The Department Of Health and Human Services (it has very little to do with health and is into denying services) has denied permission for an FDA approved study of cannabis for treating PTSD.
The U.S. Department of Health and Human Services (HHS) has blocked a pilot study to examine the benefits of marijuana for veterans with treatment-resistant post-traumatic stress disorder (PTSD).It seems the Federales have an impenetrable wall to keep this reseach on cannabis from getting done.
The study was sponsored by the nonprofit research organization the Multidisciplinary Association for Psychedelic Studies (MAPS), and would have been conducted by Dr. Sue Sisley of the University of Arizona at Phoenix.
“Hundreds of veterans in medical marijuana states already report using marijuana to control their PTSD symptoms,” MAPS said in a statement. “The growing number of service members returning from Iraq and Afghanistan with combat-related trauma combined with large numbers of treatment-resistant veterans highlights the pressing need for research into additional treatments for PTSD.”

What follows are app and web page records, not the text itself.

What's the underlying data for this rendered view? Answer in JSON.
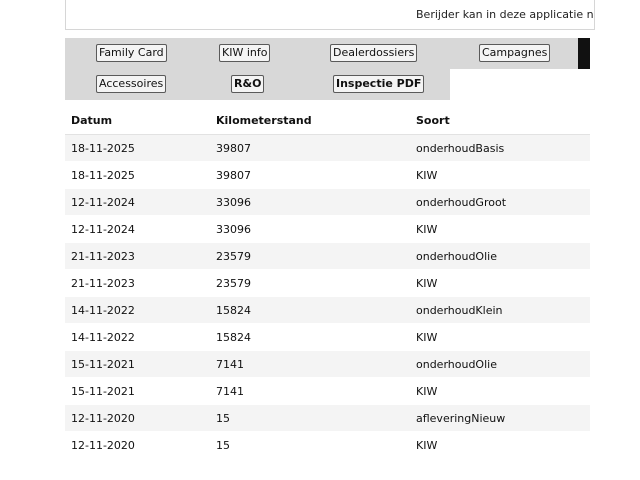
{
  "notice": {
    "text": "Berijder kan in deze applicatie ni"
  },
  "nav": {
    "row1": [
      "Family Card",
      "KIW info",
      "Dealerdossiers",
      "Campagnes"
    ],
    "row2": [
      "Accessoires",
      "R&O",
      "Inspectie PDF"
    ]
  },
  "table": {
    "headers": [
      "Datum",
      "Kilometerstand",
      "Soort"
    ],
    "rows": [
      [
        "18-11-2025",
        "39807",
        "onderhoudBasis"
      ],
      [
        "18-11-2025",
        "39807",
        "KIW"
      ],
      [
        "12-11-2024",
        "33096",
        "onderhoudGroot"
      ],
      [
        "12-11-2024",
        "33096",
        "KIW"
      ],
      [
        "21-11-2023",
        "23579",
        "onderhoudOlie"
      ],
      [
        "21-11-2023",
        "23579",
        "KIW"
      ],
      [
        "14-11-2022",
        "15824",
        "onderhoudKlein"
      ],
      [
        "14-11-2022",
        "15824",
        "KIW"
      ],
      [
        "15-11-2021",
        "7141",
        "onderhoudOlie"
      ],
      [
        "15-11-2021",
        "7141",
        "KIW"
      ],
      [
        "12-11-2020",
        "15",
        "afleveringNieuw"
      ],
      [
        "12-11-2020",
        "15",
        "KIW"
      ]
    ]
  }
}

The Drug Enforcement Administration has denied researchers requests to obtain licenses to grow marijuana, claiming that the National Institute on Drug Abuse (NIDA) — overseen by the HHS — can be the only one to supply marijuana for Food and Drug Administration (FDA)-regulated research.Clever boys.
It seems like actual veterans are taking matters into their own hands. Green leafy matters.
“My life went downhill from the moment I came back from Iraq,” Begin, now a 31-year-old veteran, tells Danger Room. “Doctors at Bethesda had me on so much, and on such high doses of everything, that I didn’t even know what was a symptom and what was a side effect.”He is not the only veteran who thinks that cannabis ought to be an official medicine. I wrote about Jamey Raines recently.
At one point, Begin, diagnosed with PTSD shortly after coming home, was taking more than 100 pills a day. So many that he would stuff dozens of bottles into a backpack to lug everywhere he went. Now, he’s cut his dependency on prescriptions to zero. Their replacement? Five joints a day.
“Using marijuana balances me out,” he says. “It takes those peaks and valleys of PTSD and it softens them. It makes my life manageable.”
Begin’s now launched an online petition asking the feds to change their course on marijuana as a treatment for PTSD. In September, the first-ever study proposed to evaluate marijuana as a potential treatment for PTSD was blocked by officials at the National Institutes on Drug Abuse (NIDA). With an estimated 37 percent of this generation’s vets afflicted with PTSD, and a dearth of effective treatment options available, Begin thinks pot deserves, at the very least, a single study.
And what do you know? Our friends the Israelis are on the case.
D., a 26-year-old woman from the north of Israel, says she began to suffer from nightmares about seven years ago, after her partner raped her. After undergoing various forms of therapy, she thought she had largely put the trauma behind her. Then, two years ago, she chanced to see the rapist not far from her home. The nightmares came swarming back.So war trauma is not the only way to get PTSD? Maybe that explains why 70% of female Heroin users report being sexually attacked. When they were children. Too bad no famous sports figures (in so far as we know) are involved. Too bad we can't figure a way to give such kids a pass. Until we figure out better ways to help them heal. Currently a long slow process that is not a sure thing.
"I fell into a depression that went on until not long ago, during which I hardly slept or ate," she says in a quiet voice. "My whole life turned upside down. I left my job. Everything came to a stop. I went back to taking antidepressants and tranquilizers - Cipralex, Lustral and Prozac; sleeping pills that made me addicted. It was a nightmare. There was no way I could get through the day without those pills. Then I discovered cannabis."
H/T Drug Policy Forum of Texas
Cross Posted at Classical Values